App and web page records
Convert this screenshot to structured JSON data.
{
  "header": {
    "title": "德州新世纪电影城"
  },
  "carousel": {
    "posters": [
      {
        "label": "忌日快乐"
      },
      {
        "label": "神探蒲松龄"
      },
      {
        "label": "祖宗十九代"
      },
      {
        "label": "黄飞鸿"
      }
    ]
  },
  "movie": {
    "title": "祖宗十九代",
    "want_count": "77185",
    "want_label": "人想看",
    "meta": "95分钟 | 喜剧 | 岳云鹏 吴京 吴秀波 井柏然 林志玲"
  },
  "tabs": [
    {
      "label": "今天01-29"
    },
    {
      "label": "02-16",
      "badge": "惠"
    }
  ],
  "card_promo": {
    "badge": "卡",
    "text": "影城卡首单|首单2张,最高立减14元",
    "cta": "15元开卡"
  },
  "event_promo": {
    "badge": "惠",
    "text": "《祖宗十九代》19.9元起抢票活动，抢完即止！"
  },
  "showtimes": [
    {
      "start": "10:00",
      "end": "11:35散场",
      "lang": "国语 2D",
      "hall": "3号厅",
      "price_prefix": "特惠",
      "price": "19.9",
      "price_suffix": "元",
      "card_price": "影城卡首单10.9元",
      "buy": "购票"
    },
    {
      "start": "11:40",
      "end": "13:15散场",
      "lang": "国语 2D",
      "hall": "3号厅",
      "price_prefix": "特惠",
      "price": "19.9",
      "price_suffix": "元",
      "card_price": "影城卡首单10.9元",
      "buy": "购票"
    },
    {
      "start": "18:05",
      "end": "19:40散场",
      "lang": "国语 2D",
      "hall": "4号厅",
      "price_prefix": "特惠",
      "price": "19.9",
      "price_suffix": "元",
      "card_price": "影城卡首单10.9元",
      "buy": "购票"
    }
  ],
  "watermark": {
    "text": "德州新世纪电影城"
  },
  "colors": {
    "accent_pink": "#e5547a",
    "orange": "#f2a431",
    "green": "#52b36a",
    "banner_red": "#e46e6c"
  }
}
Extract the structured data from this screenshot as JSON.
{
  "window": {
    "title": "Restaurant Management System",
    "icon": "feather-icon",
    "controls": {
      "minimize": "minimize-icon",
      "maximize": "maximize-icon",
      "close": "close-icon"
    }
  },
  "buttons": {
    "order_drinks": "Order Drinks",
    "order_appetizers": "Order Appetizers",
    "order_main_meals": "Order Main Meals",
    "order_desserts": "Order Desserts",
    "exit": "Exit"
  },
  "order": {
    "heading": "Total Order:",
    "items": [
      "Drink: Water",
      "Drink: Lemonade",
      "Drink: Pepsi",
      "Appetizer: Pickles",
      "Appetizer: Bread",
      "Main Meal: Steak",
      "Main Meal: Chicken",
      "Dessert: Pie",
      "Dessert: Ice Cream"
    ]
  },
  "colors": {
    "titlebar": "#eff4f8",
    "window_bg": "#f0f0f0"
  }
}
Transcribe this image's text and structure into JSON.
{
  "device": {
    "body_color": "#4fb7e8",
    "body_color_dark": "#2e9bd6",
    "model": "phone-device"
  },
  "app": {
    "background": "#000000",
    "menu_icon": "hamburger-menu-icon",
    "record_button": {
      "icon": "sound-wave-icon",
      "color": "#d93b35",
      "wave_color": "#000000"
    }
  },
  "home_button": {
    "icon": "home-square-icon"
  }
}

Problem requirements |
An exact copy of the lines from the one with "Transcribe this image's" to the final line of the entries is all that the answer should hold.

Answer space |
Transcribe this image's text and structure into JSON.
{
  "device": {
    "body_color": "#4fb7e8",
    "body_color_dark": "#2e9bd6",
    "model": "phone-device"
  },
  "app": {
    "background": "#000000",
    "menu_icon": "hamburger-menu-icon",
    "record_button": {
      "icon": "sound-wave-icon",
      "color": "#d93b35",
      "wave_color": "#000000"
    }
  },
  "home_button": {
    "icon": "home-square-icon"
  }
}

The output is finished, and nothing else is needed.